▶ _GIVEN RECORDS_:
»»

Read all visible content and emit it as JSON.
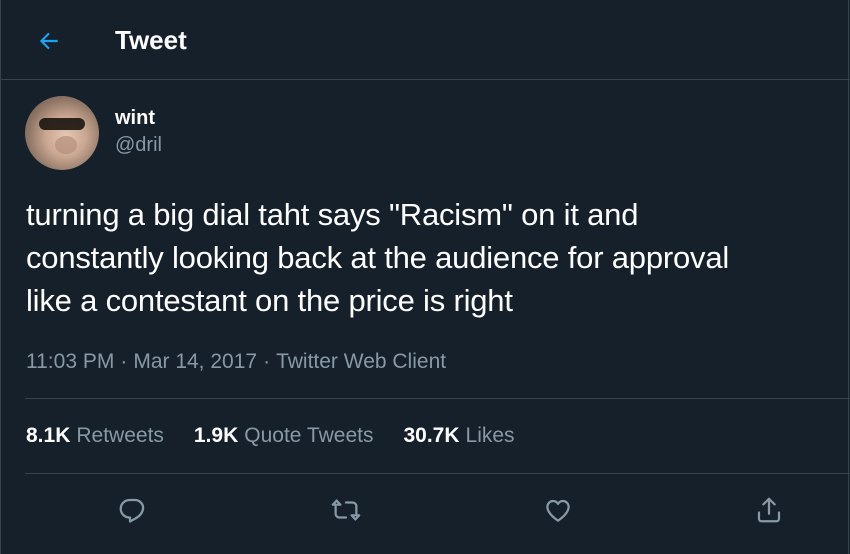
{
  "header": {
    "title": "Tweet",
    "back_icon": "arrow-left-icon"
  },
  "author": {
    "name": "wint",
    "handle": "@dril"
  },
  "tweet": {
    "text_lines": [
      "turning a big dial taht says \"Racism\" on it and",
      "constantly looking back at the audience for approval",
      "like a contestant on the price is right"
    ],
    "time": "11:03 PM",
    "separator": "·",
    "date": "Mar 14, 2017",
    "client": "Twitter Web Client"
  },
  "stats": {
    "retweets": {
      "count": "8.1K",
      "label": "Retweets"
    },
    "quote_tweets": {
      "count": "1.9K",
      "label": "Quote Tweets"
    },
    "likes": {
      "count": "30.7K",
      "label": "Likes"
    }
  },
  "actions": [
    {
      "icon": "reply-icon"
    },
    {
      "icon": "retweet-icon"
    },
    {
      "icon": "like-icon"
    },
    {
      "icon": "share-icon"
    }
  ],
  "colors": {
    "background": "#15202b",
    "border": "#38444d",
    "muted_text": "#8899a6",
    "accent": "#1da1f2"
  }
}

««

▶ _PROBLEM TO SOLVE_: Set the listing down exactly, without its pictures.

▶ _RESPONSE TO THIS EXERCISE_:
Read all visible content and emit it as JSON.
{
  "header": {
    "title": "Tweet",
    "back_icon": "arrow-left-icon"
  },
  "author": {
    "name": "wint",
    "handle": "@dril"
  },
  "tweet": {
    "text_lines": [
      "turning a big dial taht says \"Racism\" on it and",
      "constantly looking back at the audience for approval",
      "like a contestant on the price is right"
    ],
    "time": "11:03 PM",
    "separator": "·",
    "date": "Mar 14, 2017",
    "client": "Twitter Web Client"
  },
  "stats": {
    "retweets": {
      "count": "8.1K",
      "label": "Retweets"
    },
    "quote_tweets": {
      "count": "1.9K",
      "label": "Quote Tweets"
    },
    "likes": {
      "count": "30.7K",
      "label": "Likes"
    }
  },
  "actions": [
    {
      "icon": "reply-icon"
    },
    {
      "icon": "retweet-icon"
    },
    {
      "icon": "like-icon"
    },
    {
      "icon": "share-icon"
    }
  ],
  "colors": {
    "background": "#15202b",
    "border": "#38444d",
    "muted_text": "#8899a6",
    "accent": "#1da1f2"
  }
}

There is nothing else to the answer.